# Task objective:
Exactly how many lines in this data contain the word "brick"? Only the number should be given.

# Information shown:
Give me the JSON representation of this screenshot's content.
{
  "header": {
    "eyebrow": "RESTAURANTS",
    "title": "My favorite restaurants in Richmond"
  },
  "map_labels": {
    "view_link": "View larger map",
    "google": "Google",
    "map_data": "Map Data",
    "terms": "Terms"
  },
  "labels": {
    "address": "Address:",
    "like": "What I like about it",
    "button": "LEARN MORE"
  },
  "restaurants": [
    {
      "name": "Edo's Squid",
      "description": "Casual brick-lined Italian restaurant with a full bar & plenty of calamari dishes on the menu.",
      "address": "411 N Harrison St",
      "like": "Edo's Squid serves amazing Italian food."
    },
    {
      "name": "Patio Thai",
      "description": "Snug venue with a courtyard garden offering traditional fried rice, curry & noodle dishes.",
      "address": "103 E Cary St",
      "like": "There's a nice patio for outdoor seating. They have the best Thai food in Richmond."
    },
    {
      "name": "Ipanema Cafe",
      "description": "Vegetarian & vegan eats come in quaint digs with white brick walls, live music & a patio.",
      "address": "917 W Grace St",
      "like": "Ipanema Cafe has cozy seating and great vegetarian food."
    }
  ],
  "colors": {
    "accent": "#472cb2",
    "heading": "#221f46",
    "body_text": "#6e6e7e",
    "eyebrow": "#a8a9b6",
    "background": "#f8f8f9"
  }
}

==

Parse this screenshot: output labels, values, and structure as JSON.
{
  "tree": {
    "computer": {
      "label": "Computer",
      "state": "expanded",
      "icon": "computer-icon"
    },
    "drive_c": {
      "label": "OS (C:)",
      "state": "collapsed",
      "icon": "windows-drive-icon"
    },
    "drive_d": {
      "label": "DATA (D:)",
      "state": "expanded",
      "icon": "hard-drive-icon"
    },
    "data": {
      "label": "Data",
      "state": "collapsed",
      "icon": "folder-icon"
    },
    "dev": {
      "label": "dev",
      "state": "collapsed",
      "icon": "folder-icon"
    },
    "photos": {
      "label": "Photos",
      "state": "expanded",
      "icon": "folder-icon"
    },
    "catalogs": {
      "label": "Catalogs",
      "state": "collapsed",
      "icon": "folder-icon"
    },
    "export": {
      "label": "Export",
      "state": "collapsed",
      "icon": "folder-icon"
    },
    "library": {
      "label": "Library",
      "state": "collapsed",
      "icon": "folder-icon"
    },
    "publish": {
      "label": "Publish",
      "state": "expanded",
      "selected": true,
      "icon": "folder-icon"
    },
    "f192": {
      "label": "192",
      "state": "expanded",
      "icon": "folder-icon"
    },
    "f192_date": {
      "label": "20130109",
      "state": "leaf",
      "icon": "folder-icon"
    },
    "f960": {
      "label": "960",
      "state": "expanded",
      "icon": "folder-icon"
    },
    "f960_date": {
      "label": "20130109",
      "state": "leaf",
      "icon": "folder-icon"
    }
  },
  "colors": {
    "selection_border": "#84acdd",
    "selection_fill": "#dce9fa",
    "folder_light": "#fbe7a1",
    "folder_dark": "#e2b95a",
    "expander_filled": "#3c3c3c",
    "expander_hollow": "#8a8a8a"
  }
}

# Answer space:
2